### Data to use ###
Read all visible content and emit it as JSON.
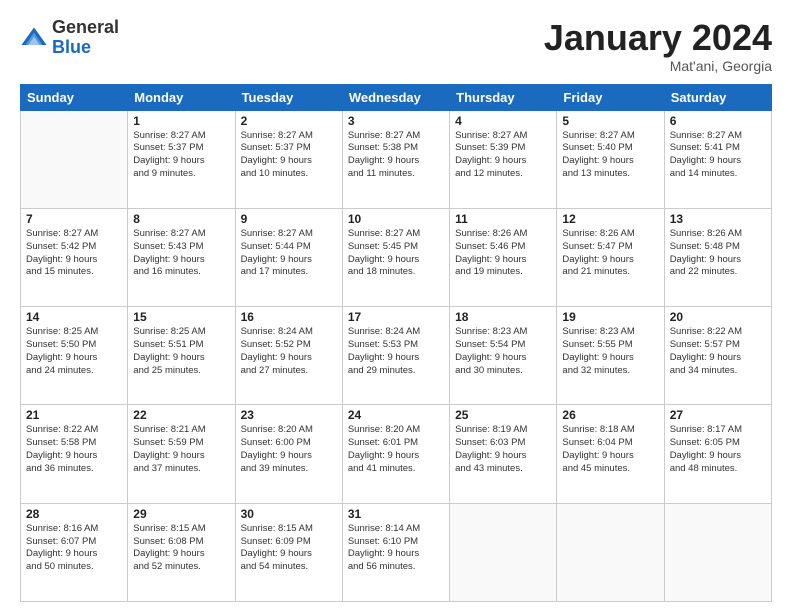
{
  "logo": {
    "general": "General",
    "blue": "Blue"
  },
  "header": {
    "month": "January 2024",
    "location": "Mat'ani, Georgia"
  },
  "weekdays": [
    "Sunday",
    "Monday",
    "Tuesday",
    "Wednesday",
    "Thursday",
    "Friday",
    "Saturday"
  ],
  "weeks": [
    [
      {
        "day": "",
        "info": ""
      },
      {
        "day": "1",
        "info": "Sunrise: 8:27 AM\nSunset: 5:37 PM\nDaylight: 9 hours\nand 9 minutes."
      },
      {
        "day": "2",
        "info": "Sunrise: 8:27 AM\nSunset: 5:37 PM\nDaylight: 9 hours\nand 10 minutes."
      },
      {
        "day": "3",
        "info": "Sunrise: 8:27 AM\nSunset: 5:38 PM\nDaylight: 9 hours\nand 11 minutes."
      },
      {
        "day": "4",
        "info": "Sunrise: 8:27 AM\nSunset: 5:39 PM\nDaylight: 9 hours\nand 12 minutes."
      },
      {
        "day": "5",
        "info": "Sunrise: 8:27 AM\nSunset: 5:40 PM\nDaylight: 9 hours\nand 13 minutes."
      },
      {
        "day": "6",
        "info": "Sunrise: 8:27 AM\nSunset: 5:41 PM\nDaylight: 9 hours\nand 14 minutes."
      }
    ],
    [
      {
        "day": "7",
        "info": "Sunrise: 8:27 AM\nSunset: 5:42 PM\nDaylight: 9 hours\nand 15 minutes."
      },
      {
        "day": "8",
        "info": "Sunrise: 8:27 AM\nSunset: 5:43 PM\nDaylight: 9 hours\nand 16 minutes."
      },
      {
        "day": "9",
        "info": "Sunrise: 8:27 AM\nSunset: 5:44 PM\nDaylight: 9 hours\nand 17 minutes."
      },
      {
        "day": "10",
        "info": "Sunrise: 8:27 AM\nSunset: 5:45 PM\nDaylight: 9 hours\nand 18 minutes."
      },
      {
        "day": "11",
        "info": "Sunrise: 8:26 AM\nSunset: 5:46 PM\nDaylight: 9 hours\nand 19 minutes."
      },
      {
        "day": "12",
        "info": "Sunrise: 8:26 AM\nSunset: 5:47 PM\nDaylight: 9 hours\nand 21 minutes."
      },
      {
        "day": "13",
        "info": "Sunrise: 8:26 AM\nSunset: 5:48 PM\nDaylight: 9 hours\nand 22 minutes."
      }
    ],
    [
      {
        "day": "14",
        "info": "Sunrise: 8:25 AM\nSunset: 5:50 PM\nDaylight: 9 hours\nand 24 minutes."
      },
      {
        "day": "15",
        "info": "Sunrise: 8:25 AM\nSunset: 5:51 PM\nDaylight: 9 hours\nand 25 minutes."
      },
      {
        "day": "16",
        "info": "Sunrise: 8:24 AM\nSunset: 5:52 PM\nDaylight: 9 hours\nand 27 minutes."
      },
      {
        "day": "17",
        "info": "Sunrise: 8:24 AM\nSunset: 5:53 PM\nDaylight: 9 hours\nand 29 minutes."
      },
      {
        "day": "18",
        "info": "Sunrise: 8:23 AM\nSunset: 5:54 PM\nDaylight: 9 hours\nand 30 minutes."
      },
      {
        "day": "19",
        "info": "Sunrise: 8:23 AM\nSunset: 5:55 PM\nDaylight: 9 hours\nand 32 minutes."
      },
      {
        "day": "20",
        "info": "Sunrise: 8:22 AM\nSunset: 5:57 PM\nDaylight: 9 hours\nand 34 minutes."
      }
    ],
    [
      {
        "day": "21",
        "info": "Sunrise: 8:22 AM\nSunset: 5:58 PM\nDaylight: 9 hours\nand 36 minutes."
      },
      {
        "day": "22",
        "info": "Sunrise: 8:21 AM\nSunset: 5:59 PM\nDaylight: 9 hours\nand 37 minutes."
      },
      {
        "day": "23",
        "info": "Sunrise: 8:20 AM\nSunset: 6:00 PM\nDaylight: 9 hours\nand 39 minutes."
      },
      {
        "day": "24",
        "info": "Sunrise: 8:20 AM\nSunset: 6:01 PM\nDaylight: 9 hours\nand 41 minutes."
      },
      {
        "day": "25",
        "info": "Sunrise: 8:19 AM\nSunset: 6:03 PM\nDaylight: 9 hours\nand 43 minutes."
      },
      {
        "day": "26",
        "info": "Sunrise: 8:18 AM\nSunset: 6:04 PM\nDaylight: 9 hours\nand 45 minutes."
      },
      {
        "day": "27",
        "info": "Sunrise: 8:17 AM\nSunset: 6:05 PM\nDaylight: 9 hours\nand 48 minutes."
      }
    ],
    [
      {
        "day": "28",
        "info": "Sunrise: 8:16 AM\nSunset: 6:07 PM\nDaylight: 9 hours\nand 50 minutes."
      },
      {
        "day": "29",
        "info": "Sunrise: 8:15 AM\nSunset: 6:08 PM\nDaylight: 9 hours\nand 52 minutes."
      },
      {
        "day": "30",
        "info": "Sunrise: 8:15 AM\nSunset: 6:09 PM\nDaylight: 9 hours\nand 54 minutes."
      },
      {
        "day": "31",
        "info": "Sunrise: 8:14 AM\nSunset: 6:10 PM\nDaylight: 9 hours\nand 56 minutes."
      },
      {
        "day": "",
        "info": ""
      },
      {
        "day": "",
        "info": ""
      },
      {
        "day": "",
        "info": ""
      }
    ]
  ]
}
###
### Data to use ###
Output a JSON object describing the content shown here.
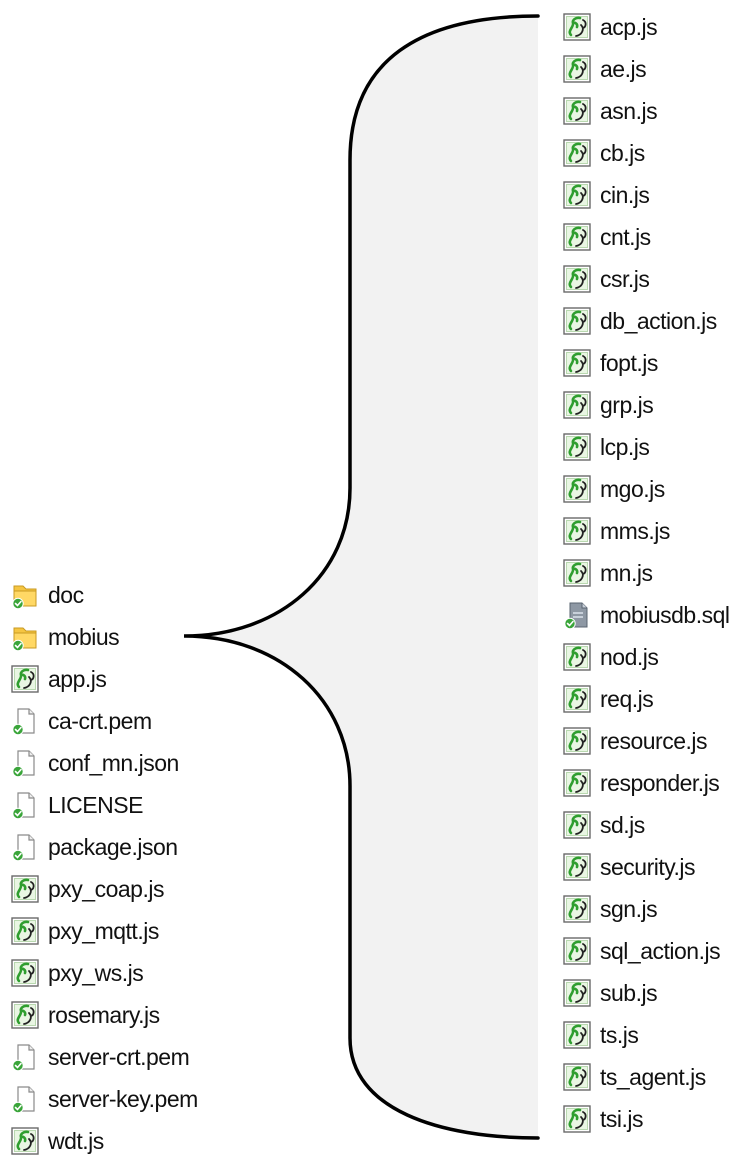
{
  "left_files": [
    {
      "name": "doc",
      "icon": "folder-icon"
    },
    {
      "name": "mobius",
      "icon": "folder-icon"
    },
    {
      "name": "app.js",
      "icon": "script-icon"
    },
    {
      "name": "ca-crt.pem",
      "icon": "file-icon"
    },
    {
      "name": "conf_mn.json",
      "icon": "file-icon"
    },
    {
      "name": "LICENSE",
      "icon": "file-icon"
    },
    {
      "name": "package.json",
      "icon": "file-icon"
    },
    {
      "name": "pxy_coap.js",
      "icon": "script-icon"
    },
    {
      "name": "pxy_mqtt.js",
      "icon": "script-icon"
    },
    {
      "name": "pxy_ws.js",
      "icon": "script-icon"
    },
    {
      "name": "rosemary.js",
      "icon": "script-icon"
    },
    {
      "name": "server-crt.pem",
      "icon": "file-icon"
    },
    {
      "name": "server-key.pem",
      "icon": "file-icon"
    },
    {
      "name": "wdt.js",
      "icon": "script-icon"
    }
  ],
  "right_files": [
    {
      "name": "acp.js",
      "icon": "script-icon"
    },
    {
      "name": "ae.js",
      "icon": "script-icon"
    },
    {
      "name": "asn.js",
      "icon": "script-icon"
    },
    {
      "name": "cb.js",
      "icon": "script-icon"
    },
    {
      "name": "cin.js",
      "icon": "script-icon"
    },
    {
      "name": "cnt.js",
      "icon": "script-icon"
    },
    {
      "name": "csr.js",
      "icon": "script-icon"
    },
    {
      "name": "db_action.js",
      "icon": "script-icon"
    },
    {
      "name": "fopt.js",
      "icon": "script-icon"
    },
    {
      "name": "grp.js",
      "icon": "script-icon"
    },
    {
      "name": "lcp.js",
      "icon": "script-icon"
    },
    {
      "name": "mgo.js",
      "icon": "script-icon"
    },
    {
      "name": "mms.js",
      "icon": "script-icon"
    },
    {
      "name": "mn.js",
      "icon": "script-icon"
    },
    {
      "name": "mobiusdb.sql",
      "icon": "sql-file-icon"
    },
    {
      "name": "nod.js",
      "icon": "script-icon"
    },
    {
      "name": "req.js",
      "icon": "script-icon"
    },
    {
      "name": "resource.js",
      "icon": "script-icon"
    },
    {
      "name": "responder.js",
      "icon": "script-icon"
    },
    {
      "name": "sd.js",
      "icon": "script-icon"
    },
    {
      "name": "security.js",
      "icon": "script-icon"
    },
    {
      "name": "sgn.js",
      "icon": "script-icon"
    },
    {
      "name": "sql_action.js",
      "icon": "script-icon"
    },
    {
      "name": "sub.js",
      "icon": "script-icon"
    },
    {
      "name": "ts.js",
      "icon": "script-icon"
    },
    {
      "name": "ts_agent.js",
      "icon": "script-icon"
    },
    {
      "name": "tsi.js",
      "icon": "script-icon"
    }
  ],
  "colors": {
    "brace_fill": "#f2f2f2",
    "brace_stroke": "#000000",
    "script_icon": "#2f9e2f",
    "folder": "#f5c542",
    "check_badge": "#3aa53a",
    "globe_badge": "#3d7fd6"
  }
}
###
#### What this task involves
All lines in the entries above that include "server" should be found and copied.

#### Task output
      "name": "server-crt.pem",
      "name": "server-key.pem",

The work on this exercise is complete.